So when after the fire it became apparent that the community needed help, and the council would not be able to provide it, Yvette Williams set up Justice for Grenfell together with others. Posters of the group, that demand the resignation of the elected council are plastered throughout the area. Not once was it Williams job to face international TV cameras since and yet there was more to do than anyone imagined. Due to the patchy help from the council, Justice for Grenfell began to organise help itself, cover the social and mental needs just as much as the management of donations, demands for compensation, the questions and consultations of the forthcoming independent inquiry and the criminal investigation alongside political and media representation, a mammoth task.
Meanwhile, the council was able to improve its help arrangements, but it still has gaps. With help finally emerging as it should be, there is a help centre, there are key workers, social workers and so on in coordination with professional organisations, it almost appears as if the council would now try to compensate for its mistakes. Niles Hailstones, the chair of Westway23 and well-known community activist made it very clear in one meeting, when he complained about the brute force and suspicion by the police on the ground, who had thrown him and his son to the floor and attempted to put on handcuffs, under suspicion of carrying illegal drugs:
Photo: Niles Hailstones speaking out against Elizabeth Campbell
“Let me be clear,” he addressed Elizabeth Campbell directly:. „Charity is no Justice!” As man of Rastafarian belief, he added, that all that happened in Grenfell and after that, reminded him of the system, that exists since 500 Jahren years. Whilst he uttered these words, it looked as if Campbell rolled her eyes, and according to observers from the community, it was not for the first time.
Whilst some believe, that all people with more wealth in this area would be part of the problem, others hoped, that finally, all people would get it, and see how incredible and incompetent the leadership of the conservative Council of RBKC was since decades. So far, the prime minister Theresa May had admitted that the council was precisely this after the inferno when it did not act appropriately and fast enough. One observer, who did not want to be named, put it however in these words: The new ones, that arrive with much wealth would not buy property here, if it was not for the proud history of the area and with its immigrants, Portuguese cafes, Moroccan bazaars, Caribbean history and presence, Spanish school, the artists, the market and the Notting Hill Carnival. I mean if it was not like this they could move to other areas. At best I hope that Grenfell opens people’s eyes that the plans of the council could destroy precisely that, which is important to many.” How much people will understand will become evident in the 2018 local elections.
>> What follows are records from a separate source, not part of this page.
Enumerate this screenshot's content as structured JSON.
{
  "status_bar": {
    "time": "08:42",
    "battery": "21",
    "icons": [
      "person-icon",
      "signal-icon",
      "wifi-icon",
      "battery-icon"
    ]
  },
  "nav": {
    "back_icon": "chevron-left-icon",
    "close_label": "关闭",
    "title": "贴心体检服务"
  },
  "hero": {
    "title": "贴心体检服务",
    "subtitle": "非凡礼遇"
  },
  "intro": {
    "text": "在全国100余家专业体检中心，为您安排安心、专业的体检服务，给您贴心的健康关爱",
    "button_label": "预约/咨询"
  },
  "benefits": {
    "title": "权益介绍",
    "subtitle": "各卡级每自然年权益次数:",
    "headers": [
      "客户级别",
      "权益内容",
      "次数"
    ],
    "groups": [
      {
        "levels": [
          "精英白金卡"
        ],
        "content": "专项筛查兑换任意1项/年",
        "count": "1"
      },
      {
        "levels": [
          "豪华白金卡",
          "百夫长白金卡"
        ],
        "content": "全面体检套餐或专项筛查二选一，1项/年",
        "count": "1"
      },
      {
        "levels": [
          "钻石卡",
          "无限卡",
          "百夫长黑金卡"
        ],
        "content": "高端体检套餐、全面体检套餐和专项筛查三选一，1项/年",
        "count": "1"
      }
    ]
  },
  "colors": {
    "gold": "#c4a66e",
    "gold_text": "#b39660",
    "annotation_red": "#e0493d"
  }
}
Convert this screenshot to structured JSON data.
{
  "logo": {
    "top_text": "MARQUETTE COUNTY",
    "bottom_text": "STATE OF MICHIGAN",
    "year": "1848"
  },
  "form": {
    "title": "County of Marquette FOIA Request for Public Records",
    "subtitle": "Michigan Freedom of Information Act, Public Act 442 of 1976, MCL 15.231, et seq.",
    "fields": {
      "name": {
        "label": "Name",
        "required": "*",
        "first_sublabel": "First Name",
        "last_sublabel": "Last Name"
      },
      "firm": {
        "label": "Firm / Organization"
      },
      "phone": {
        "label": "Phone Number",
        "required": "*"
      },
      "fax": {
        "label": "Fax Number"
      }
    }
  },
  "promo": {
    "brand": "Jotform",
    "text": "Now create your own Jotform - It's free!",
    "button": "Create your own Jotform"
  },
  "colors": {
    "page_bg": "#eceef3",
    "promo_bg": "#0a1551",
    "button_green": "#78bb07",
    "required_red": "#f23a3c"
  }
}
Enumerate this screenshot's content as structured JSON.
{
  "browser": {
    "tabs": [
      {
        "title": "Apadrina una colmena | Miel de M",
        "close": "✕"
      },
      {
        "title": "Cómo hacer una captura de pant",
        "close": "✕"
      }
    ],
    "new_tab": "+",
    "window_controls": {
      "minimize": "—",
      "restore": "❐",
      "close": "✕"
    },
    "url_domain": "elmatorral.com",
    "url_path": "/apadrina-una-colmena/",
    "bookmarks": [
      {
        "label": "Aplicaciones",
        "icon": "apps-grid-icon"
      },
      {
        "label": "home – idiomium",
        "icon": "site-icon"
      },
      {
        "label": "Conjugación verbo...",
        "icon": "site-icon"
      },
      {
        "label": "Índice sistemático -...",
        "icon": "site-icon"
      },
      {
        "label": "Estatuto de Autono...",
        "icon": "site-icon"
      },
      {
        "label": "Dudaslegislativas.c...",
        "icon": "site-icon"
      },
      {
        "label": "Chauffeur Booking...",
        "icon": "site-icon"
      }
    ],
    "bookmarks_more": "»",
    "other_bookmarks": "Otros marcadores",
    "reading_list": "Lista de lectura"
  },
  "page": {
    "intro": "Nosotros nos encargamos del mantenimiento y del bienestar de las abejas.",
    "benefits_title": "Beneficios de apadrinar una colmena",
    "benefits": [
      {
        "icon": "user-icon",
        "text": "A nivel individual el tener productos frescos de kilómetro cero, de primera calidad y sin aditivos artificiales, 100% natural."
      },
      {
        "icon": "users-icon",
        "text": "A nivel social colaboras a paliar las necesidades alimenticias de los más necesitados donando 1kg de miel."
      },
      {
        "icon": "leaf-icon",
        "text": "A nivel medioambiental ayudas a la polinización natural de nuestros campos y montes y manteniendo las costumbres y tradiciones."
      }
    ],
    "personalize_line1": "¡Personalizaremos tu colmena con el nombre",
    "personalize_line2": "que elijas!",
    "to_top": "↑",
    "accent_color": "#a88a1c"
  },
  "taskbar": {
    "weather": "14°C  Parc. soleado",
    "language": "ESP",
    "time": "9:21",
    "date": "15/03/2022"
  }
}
One symbol of the unification of the community post-Grenfell was an art piece by local artist and community activist Sophie Lodge. During Carnival 2016 she created a massive heart in whose middle the name Community stood. On the day after the inferno, she asked the community to make art contributions with such hearts, Every day up until the beginning of the carnival this year she occupied Portobello Park and made these hearts with whoever wanted. Some will be carried also by the dance bands during the carnival,” she explained.
The community decided early on, that Carnival should take part in spite of the sorrow. It shows that we are still here”, declared Francis Pepe. and added that there will be a minute of silence during the carnival as well as religious ceremonies before the carnival, and possibly quiet marches when the bands pass by near the Grenfell Tower. In some ways, music is not necessary there. The black shameful form of the tower demands respect itself and tells the story of an impoverished neighbourhood, of lost human lives now and then, and the fight for dignity against an arrogant and ignorant council. A community in which people of all backgrounds grew together, and who have any reason to be celebrated by others in one of the biggest parties of the world, actually. Never lesser so than now.